The Russian Army has almost a thousand T-90s, but the tank has proven to popular with the Indian Army which fields perhaps the most advanced version of the vehicle (with better sensors and protection among other features). In addition to India, Algeria, Azerbaijan, Turkmenistan and Uganda have purchased the T-90. There are also reports that Vietnam and other countries have expressed interest in the vehicle.
Russia is currently offering an upgraded version called the T-90MS for sale.
P-800 Oniks/BrahMos anti-ship missile:
Originally developed by the Soviet Union, the P-800 is a supersonic anti-ship missile that was later jointly developed into the Indian-Russian BrahMos. The weapon can launch from ships, submarines, aircraft and from land. While it is primarily designed to be used as an anti-ship weapons, the near Mach 3 capable missile can also be used against land targets. It has a range of about 300 km (or roughly 186 miles)—which means it far out-ranges the U.S. Navy Harpoon anti-ship missile.
According to U.S. Navy sources, the BrahMos is a particularly dangerous anti-ship weapons. While they would not disclose specific details, something about the BrahMos’ flight profile make it especially problematic to counter using existing American ship defenses.
Both the original Russian version and the Indian/Russian version of the weapon are available for export. Vietnam, Indonesia, and Russia operate the Bastion-P shore-based version of the P-800 weapon. India operates the BrahMos from its ships, aircraft and shore batteries, but Russia will likely install the weapon onboard its new Admiral Gorshkov-class frigates.
Meanwhile, a number of countries have express interest in purchasing the BrahMos including Vietnam and Egypt.

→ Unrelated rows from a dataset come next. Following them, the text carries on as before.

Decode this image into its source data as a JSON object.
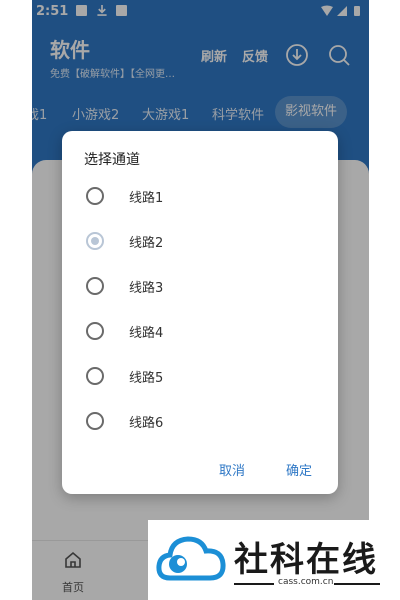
{
  "status_bar": {
    "time": "2:51"
  },
  "header": {
    "title": "软件",
    "subtitle": "免费【破解软件】【全网更…",
    "refresh_label": "刷新",
    "feedback_label": "反馈"
  },
  "tabs": [
    "戏1",
    "小游戏2",
    "大游戏1",
    "科学软件",
    "影视软件"
  ],
  "selected_tab": "影视软件",
  "bottom_nav": {
    "home_label": "首页"
  },
  "dialog": {
    "title": "选择通道",
    "options": [
      "线路1",
      "线路2",
      "线路3",
      "线路4",
      "线路5",
      "线路6"
    ],
    "selected_option": "线路2",
    "cancel_label": "取消",
    "ok_label": "确定"
  },
  "watermark": {
    "name": "社科在线",
    "domain": "cass.com.cn"
  },
  "colors": {
    "primary": "#2f78c6",
    "selected_tab_bg": "#5a93cf",
    "radio_checked": "#b9c6d6"
  },
  "icons": [
    "download-icon",
    "search-icon",
    "home-icon",
    "image-icon",
    "download-arrow-icon",
    "wifi-icon",
    "signal-icon",
    "battery-icon"
  ]
}
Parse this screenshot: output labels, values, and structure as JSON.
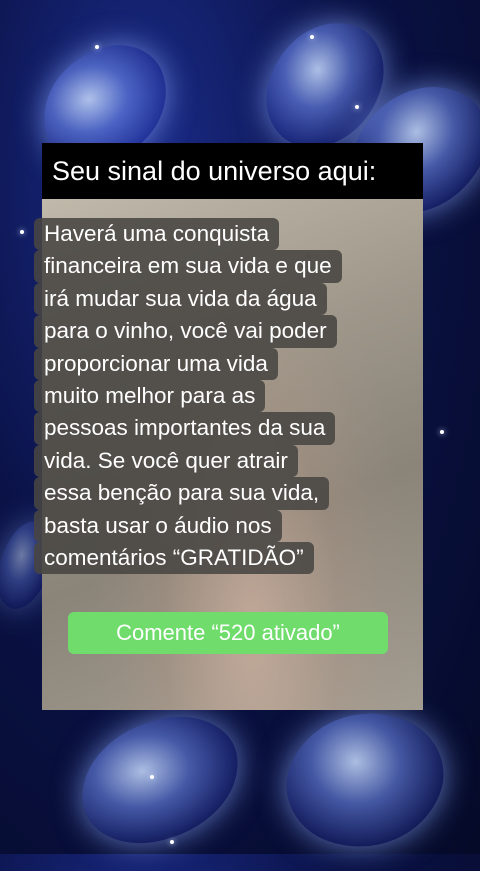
{
  "header": {
    "title": "Seu sinal do universo aqui:"
  },
  "message": {
    "lines": [
      "Haverá uma conquista",
      "financeira em sua vida e que",
      "irá mudar sua vida da água",
      "para o vinho, você vai poder",
      "proporcionar uma vida",
      "muito melhor para as",
      "pessoas importantes da sua",
      "vida. Se você quer atrair",
      "essa benção para sua vida,",
      "basta usar o áudio nos",
      "comentários “GRATIDÃO”"
    ]
  },
  "cta": {
    "label": "Comente “520 ativado”",
    "color": "#6fdc6c"
  },
  "colors": {
    "background": "#0a1246",
    "header_bg": "#000000",
    "text_box": "#484642"
  }
}
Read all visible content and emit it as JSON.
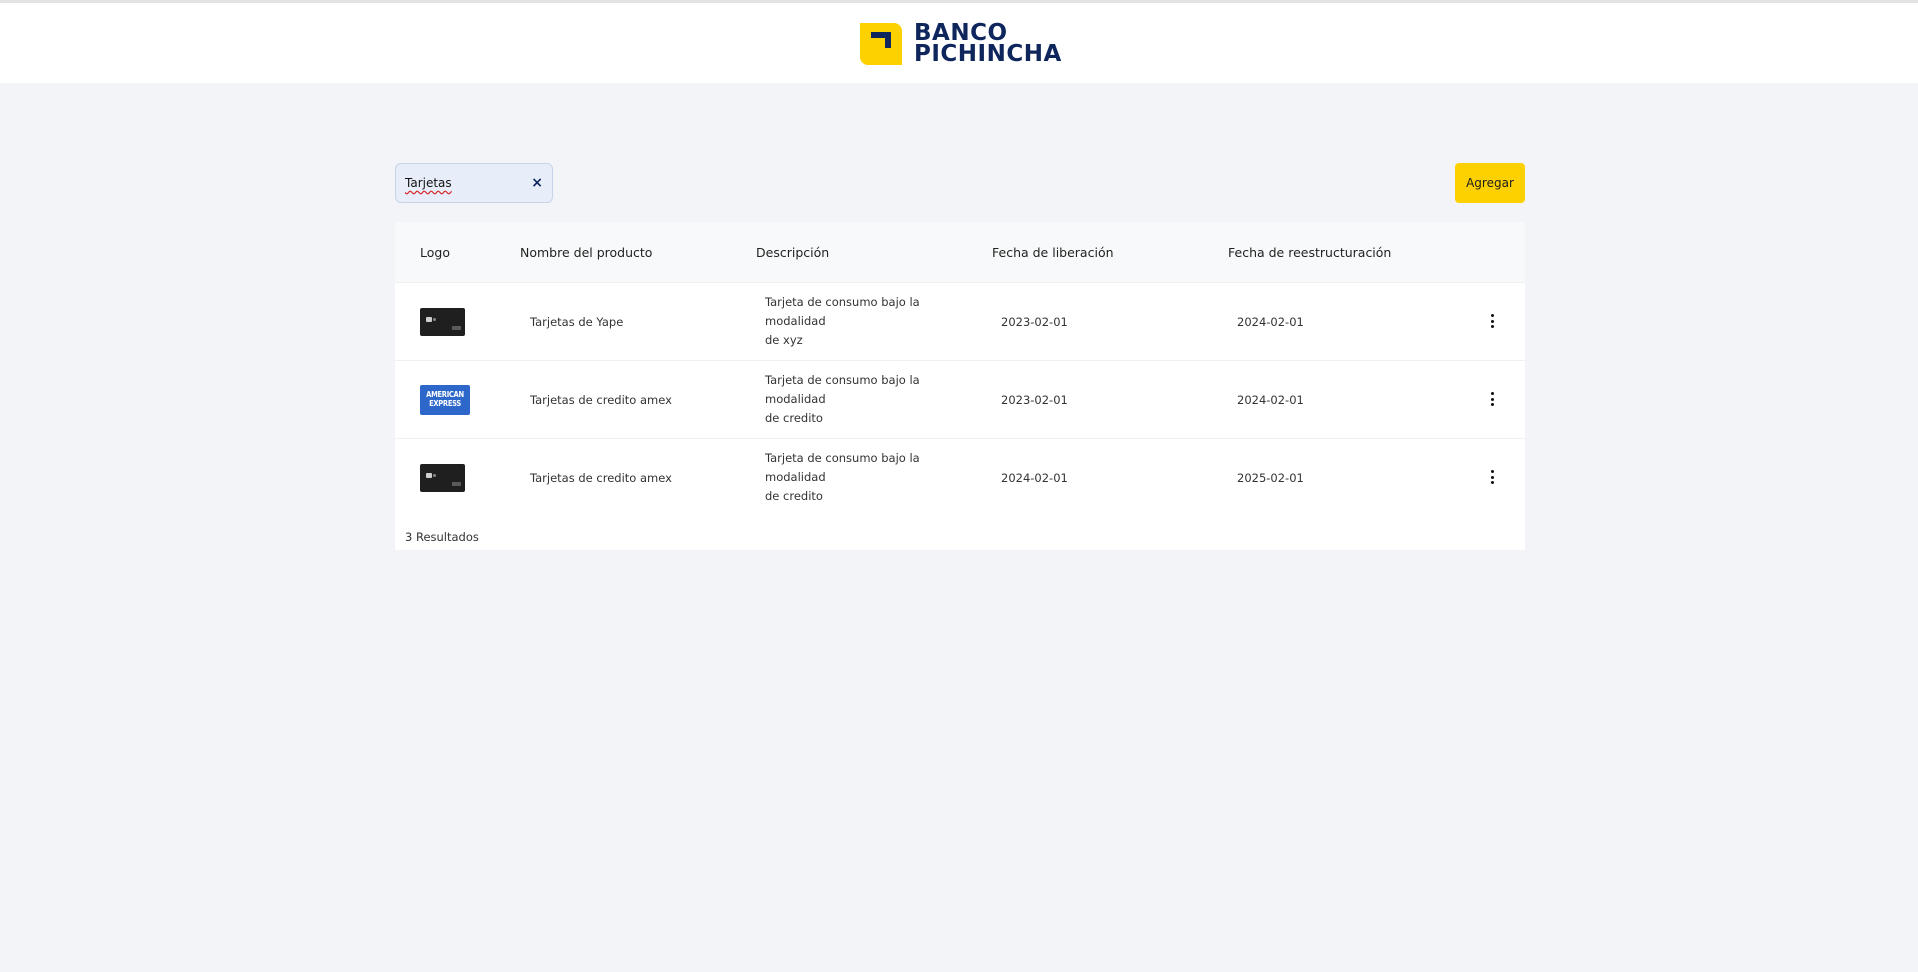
{
  "brand": {
    "line1": "BANCO",
    "line2": "PICHINCHA",
    "primary_color": "#fdd100",
    "secondary_color": "#0f265c"
  },
  "search": {
    "value": "Tarjetas",
    "clear_icon": "×"
  },
  "add_button": {
    "label": "Agregar"
  },
  "table": {
    "headers": {
      "logo": "Logo",
      "name": "Nombre del producto",
      "description": "Descripción",
      "release": "Fecha de liberación",
      "restructure": "Fecha de reestructuración"
    },
    "rows": [
      {
        "logo": "dark-card",
        "name": "Tarjetas de Yape",
        "description_line1": "Tarjeta de consumo bajo la modalidad",
        "description_line2": "de xyz",
        "release": "2023-02-01",
        "restructure": "2024-02-01"
      },
      {
        "logo": "amex-card",
        "logo_text_1": "AMERICAN",
        "logo_text_2": "EXPRESS",
        "name": "Tarjetas de credito amex",
        "description_line1": "Tarjeta de consumo bajo la modalidad",
        "description_line2": "de credito",
        "release": "2023-02-01",
        "restructure": "2024-02-01"
      },
      {
        "logo": "dark-card",
        "name": "Tarjetas de credito amex",
        "description_line1": "Tarjeta de consumo bajo la modalidad",
        "description_line2": "de credito",
        "release": "2024-02-01",
        "restructure": "2025-02-01"
      }
    ],
    "results": "3 Resultados"
  }
}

Type 53-65 wake-homing torpedo:
While anti-ship missiles get a lot of attention, submarine launched torpedoes are arguably a much more dangerous threat to U.S. Navy surface warships. Perhaps the most dangerous torpedoes that the Navy might encounter are high-performance Russian-made wake homing torpedoes.
Wake-homing torpedoes have sensors that track the churn in the water as a ship passes through and homes in on the turbulence following a snake-like pattern. Wake-homing torpedoes have long vexed the Navy because the weapons ignore counter-measures, like the Navy’s Nixie decoy, and attack the ship directly. Further, the weapons are believed to have a very high probability of kill, which means they pose a deadly threat. The only real counter to the wake-homing torpedo problem is to develop an anti-torpedo torpedo (ATT). The Navy has deployed a prototype onboard the carrier USS George HW Bush, but it not clear how effective the new ATTs are.
Russia has exported wake-homing torpedoes. China is known to have bought some, but it not clear how many other countries have purchased such weapons.
Dave Majumdar has been covering defense since 2004. He currently writes for the U.S. Naval Institute, Aviation Week and The Daily Beast, among others. Majumdar previously covered national security issues at Flight International, Defense News and C4ISR Journal. Majumdar studied Strategic Studies at the University of Calgary and is a student of naval history.